“For example, we had one priest — same issue, with the green card — who would otherwise have had to go home for a year. He’s a religious order priest — and the religious order just assigned him to a parish in Canada,” Father Tix shared. “So it’s not just ‘go away for a year’ — he’s not coming back.”

In Oct. 2019, the Minneapolis Star Tribune reported that “more than 50 of the 203 full-time priests active in the St. Paul and Minneapolis Archdiocese” came from other countries.

“The international priests serving in our parishes — without them, we just don’t have the numbers to cover everything,” reflected Father Tix.

“You try as best you can — and God bless the priests that are asked to jump in and go the extra mile; because they’re doing it,” he said. “But you can only stretch people so far.”

In the Diocese of Columbus, Ohio, 50 of 145 currently active priests — approximately 35% — are foreign-born, according to Anne Streitenberger, the diocese’s human resources director.

Streitenberger is blunt about the procedural change: “We will lose opportunities for good priests in our diocese.”

While student visas for those studying at the Pontifical College Josephinum in Columbus can sometimes provide a work-around, the options are not without expense.

And as a refugee hub, Columbus has a distinctive need for religious workers.

“Religion is very important to the refugees here — I’ve seen it,” Streitenberger noted. “Religion seems to be the most important thing that gathers them all together. And if their leader can’t get in here before them, they may have a hard time adjusting.”

Owensboro expects to lose six priests

On the day Susan Montalvo-Gesser, a lawyer and director of Catholic Charities in the Diocese of Owensboro, Kentucky, spoke with OSV News, she had just spent almost five hours trying to help a priest resolve his expiring emergency visa.

When she first heard of the five-year green card application processing backlog, Montalvo-Gesser admits, “I immediately kind of panicked.”

In 2022, Bishop William F. Medley told the Owensboro Messenger-Inquirer that 30 out of 78 of his diocese’s parishes have foreign-born priests.

Montalvo-Gesser estimates the diocese may lose up to six priests, as well as sisters.

“We’ve already had to tell one of our religious sisters that we’re going to lose her — and she’s done great work,” said Montalvo-Gesser, noting there are no other options given her expiring visa and processing delays. “We can’t make up that gap and she’ll have to leave for a year.”

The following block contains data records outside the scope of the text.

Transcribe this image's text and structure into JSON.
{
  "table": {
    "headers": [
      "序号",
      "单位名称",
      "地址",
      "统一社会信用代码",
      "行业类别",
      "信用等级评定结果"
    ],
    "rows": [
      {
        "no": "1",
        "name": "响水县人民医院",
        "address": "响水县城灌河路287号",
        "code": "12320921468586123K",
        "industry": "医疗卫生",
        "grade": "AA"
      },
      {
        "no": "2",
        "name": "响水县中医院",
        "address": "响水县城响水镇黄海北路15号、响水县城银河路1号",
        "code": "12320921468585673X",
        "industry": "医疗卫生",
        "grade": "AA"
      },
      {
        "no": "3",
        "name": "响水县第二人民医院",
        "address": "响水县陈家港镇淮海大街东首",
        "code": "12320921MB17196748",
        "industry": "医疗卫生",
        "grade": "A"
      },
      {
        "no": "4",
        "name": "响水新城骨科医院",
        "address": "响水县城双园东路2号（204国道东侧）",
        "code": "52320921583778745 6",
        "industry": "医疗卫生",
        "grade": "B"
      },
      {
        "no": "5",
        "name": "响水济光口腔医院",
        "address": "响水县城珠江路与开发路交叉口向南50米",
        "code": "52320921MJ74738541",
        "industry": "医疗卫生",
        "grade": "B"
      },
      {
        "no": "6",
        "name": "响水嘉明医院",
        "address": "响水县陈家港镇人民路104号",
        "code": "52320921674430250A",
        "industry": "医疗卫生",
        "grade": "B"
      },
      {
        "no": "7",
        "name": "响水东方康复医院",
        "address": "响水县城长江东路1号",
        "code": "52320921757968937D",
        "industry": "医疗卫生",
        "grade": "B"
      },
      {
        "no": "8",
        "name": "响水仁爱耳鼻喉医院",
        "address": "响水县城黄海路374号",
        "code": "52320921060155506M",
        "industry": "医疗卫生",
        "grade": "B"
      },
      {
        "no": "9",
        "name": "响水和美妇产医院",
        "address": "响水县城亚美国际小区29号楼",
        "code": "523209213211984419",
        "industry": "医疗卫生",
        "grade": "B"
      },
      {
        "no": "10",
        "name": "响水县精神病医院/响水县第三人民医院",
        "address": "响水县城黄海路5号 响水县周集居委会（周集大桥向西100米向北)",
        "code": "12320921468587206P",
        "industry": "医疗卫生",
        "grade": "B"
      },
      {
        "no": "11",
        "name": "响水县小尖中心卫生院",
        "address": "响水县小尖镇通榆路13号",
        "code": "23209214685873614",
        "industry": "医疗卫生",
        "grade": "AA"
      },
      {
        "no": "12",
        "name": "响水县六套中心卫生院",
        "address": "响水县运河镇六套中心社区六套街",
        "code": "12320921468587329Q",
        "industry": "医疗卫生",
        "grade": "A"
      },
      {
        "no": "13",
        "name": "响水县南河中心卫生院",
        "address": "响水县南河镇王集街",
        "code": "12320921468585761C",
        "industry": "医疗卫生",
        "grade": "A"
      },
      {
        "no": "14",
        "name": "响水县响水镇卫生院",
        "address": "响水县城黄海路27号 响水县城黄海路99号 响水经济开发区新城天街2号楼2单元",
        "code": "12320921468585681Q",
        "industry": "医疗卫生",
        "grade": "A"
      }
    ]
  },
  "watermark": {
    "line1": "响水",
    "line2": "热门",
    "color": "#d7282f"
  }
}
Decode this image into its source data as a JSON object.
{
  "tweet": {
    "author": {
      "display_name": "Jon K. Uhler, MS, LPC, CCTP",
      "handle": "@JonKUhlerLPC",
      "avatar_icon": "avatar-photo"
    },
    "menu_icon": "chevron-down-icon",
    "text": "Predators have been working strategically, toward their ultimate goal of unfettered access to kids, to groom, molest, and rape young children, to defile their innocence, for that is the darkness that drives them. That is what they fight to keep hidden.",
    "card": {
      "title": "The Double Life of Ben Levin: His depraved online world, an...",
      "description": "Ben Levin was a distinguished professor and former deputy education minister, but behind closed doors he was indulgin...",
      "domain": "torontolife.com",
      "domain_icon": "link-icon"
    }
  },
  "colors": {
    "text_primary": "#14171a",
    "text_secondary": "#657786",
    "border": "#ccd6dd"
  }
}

Pastoral recruiting and planning continuity becomes almost an impossibility, Montalvo-Gesser shared.

“For our bishop to go to another diocese in a country and say, ‘Hey, come to Kentucky where we can train you and you can get used to this population and serve us — but you may have to go back in five years,” said Montalvo-Gesser, “it creates insecurity, and it’s very difficult. I just hope and pray that they fix it.”

Kimberley Heatherington

Kimberley Heatherington writes for OSV News from Virginia.